Benuk ngalka mayh yerrih bu ngarringun benuk karrinan kore manberrk kawake dja kabbal warridj. Korroko nawu dabborrabbolk minj ngandiwoyinj ngalbu benuk bu ngarringuyinj. Ngandimarneyimi ngahli mayh benuk minj ngurringun ngaldjamun. Benuk kakarrekan ceremony manbu Mardayin. Nawu benuk kadjangdi kore Karrikad kore duruk bokenh benemdolkkang benemwam kunred kabolkngeyo Benukkadjang. Duruk bokenh benemdolkkang benemwam Koyek benehboyawani kuku wanjh benebongalkeng kuku benebonguneng benebolkngeykurrmeng Duruk Benengadbom kabolkngeyo.
(Text: Andrew Manakgu)
Size 41 x 61 cm | Medium Paper | Catalogue # 1394-22 | Year 2022
1 in stock
Artist Graham Badari

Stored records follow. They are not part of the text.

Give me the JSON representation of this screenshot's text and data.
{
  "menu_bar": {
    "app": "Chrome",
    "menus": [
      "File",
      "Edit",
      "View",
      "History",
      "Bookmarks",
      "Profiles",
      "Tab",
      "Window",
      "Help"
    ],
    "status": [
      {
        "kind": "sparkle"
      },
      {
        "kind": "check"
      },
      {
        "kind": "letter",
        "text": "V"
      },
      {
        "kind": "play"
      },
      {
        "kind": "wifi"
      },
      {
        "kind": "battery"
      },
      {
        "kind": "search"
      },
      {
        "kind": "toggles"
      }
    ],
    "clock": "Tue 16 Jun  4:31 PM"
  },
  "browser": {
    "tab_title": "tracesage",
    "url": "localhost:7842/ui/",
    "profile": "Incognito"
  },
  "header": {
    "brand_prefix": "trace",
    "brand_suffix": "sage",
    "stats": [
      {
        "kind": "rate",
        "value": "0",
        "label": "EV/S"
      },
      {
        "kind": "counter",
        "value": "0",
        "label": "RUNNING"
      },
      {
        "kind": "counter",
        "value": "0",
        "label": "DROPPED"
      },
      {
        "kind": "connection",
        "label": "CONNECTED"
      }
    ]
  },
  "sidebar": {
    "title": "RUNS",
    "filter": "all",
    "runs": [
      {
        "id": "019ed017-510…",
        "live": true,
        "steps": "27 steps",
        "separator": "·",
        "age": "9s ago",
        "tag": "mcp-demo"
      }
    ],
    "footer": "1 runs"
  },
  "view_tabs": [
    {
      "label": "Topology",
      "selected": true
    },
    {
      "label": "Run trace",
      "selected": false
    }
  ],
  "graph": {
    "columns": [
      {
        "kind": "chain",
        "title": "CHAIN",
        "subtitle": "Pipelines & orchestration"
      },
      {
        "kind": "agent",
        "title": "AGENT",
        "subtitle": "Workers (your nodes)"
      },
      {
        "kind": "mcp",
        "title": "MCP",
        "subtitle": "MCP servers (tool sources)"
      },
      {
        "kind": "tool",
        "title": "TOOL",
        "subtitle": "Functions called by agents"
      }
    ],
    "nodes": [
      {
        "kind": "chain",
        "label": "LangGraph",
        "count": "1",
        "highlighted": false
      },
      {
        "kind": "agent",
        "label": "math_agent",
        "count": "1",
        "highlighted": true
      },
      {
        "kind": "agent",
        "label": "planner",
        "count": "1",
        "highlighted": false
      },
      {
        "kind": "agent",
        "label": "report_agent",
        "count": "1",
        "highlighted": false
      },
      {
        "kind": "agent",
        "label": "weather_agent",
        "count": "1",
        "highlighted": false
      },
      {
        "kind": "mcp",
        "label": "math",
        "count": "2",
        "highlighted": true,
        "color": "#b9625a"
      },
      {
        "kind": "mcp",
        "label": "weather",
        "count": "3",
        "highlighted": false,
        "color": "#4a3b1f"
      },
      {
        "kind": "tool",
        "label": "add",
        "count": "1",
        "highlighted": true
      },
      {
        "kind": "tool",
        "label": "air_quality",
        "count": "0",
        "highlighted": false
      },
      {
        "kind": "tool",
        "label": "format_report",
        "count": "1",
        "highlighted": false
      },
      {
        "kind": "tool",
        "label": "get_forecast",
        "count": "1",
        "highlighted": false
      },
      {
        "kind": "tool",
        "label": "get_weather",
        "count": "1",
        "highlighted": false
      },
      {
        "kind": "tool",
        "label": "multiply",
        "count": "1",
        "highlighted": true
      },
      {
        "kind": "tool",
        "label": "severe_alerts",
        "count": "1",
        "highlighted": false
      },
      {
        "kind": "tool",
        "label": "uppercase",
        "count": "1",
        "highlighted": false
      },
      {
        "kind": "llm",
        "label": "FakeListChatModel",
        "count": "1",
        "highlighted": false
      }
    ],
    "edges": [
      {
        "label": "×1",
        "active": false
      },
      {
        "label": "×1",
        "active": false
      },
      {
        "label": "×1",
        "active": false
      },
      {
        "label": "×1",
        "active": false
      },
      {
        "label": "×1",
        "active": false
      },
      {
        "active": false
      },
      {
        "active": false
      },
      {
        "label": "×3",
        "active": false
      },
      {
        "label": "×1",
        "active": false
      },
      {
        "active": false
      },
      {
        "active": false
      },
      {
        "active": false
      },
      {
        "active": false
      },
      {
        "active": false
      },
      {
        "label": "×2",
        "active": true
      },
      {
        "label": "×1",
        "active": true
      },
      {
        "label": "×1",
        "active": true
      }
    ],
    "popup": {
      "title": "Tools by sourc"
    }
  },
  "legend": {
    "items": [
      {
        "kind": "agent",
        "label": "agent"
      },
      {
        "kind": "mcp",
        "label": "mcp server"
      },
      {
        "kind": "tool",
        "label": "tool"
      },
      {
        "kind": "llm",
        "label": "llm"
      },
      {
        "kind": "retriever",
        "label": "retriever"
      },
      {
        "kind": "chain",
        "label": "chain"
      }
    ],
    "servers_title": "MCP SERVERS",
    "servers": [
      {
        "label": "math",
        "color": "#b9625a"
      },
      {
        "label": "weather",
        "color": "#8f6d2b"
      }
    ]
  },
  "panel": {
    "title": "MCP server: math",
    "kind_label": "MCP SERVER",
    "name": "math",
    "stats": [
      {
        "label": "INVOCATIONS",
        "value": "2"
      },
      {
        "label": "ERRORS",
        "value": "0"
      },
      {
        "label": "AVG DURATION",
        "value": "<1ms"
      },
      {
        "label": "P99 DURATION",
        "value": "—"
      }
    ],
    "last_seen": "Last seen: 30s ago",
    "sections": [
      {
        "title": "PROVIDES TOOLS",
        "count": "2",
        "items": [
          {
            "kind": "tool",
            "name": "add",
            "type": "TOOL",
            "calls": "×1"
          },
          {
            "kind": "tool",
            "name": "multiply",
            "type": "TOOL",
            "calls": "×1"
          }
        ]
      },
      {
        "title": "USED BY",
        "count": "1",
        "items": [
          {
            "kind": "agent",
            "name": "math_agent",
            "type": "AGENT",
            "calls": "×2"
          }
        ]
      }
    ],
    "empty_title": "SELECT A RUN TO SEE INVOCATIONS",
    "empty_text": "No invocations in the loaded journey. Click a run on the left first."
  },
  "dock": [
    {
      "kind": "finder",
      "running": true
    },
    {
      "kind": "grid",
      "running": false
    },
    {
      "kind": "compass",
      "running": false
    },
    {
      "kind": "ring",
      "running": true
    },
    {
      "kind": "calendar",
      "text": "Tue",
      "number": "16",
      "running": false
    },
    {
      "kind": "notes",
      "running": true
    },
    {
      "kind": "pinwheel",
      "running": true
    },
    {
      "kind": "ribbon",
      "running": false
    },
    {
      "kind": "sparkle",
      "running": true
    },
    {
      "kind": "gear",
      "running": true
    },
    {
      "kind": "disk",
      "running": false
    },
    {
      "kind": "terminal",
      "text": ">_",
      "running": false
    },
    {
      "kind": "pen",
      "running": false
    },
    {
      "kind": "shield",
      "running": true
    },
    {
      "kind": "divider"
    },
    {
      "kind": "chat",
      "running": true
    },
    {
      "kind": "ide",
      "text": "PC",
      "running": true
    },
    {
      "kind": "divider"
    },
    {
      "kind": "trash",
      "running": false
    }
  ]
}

Graham Badari’s country is Maburrinj, in the rocky escarpment country about 120 kilometres east of Gunbalanya. He draws artistic inspiration from this environment and also paints the Dreamings of his Mother Country, Djurlka, where he spent time as a young man near the outstation of Marmardawerre. He was raised by the renowned artist Djawida Nadjongorle, but like many of the artists at Gunbalanya credits the late Thompson Yulidjirri as his greatest artistic influence. From these senior men, Badari learnt the fluid and dynamic figurative style that defines Kunwinjku painting at Injalak Arts. He began painting sporadically around 1990, but has since become part of a group of dedicated and innovative artists at Gunbalanya. His paintings show the influence of the visual language of their rock-art heritage, while remaining committed to artistic innovation. It is this beguiling balance of tensions, innovation and tradition, ancient and modern, beauty and terror, that energises Badari’s paintings.
Size 41 x 61 cm
Catalogue # 1394-22